• **ASSIGNMENT**
If a line in the entries below contains "icon", copy it.

App and web page records:
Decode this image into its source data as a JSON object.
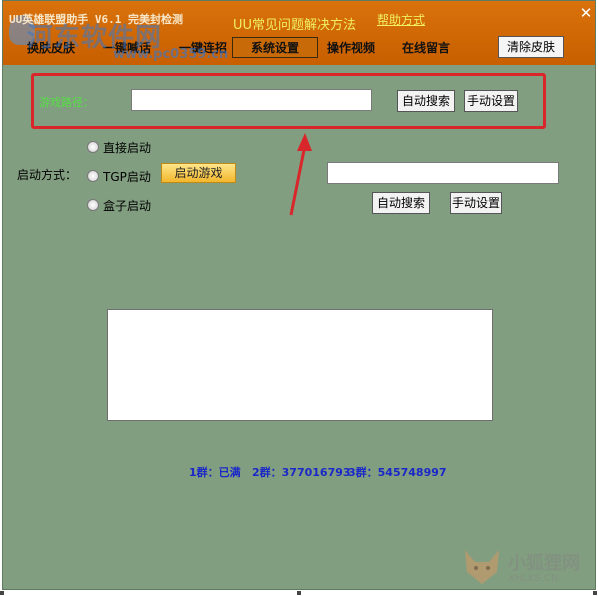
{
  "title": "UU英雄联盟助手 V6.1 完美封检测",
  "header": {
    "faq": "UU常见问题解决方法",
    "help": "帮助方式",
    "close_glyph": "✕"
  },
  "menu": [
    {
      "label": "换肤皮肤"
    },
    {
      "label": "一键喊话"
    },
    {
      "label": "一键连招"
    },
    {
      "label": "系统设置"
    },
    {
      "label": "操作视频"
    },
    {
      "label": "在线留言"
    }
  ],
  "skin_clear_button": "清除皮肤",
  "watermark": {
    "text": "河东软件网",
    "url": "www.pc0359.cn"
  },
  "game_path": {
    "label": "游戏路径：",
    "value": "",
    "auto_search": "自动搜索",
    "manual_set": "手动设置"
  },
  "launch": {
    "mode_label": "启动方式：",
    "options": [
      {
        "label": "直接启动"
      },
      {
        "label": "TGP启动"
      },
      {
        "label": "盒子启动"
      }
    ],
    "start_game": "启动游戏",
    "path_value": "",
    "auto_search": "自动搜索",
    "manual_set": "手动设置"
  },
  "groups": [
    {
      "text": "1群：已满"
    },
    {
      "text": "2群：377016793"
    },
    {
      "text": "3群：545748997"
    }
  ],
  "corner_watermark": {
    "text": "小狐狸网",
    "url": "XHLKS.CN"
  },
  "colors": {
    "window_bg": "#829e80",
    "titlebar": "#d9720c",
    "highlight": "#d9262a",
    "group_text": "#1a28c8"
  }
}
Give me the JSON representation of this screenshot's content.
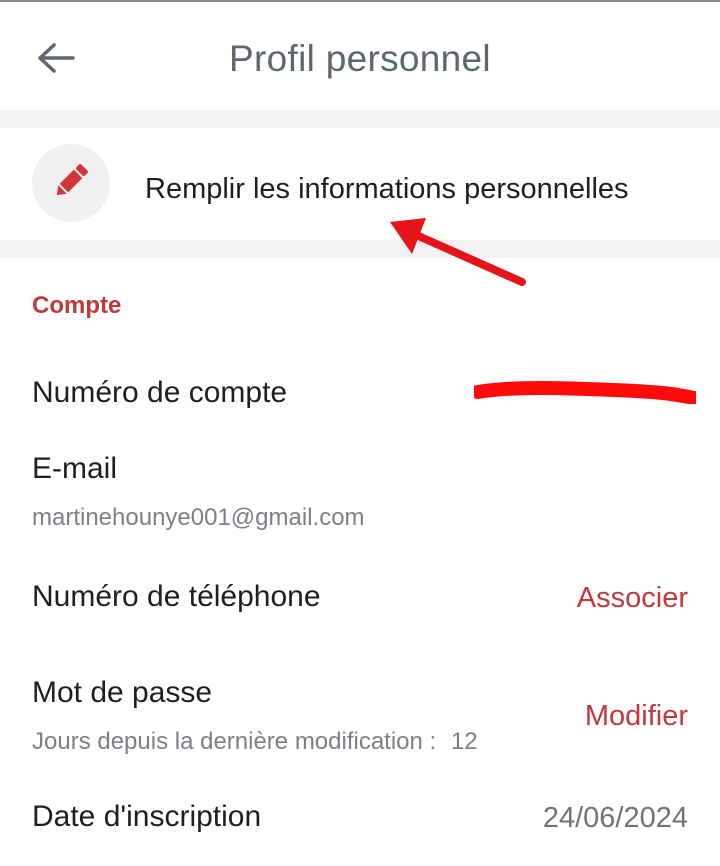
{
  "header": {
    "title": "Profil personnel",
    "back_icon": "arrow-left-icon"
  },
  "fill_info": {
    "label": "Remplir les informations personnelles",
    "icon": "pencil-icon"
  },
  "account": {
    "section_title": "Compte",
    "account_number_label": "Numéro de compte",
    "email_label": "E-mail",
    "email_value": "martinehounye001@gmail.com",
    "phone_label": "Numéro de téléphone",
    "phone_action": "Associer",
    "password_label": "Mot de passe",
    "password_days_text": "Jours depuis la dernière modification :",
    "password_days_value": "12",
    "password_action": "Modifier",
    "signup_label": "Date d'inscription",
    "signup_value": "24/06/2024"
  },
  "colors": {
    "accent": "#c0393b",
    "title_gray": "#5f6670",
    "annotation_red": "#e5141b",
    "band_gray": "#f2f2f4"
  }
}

• **TASK OUTPUT**
    "back_icon": "arrow-left-icon"
    "icon": "pencil-icon"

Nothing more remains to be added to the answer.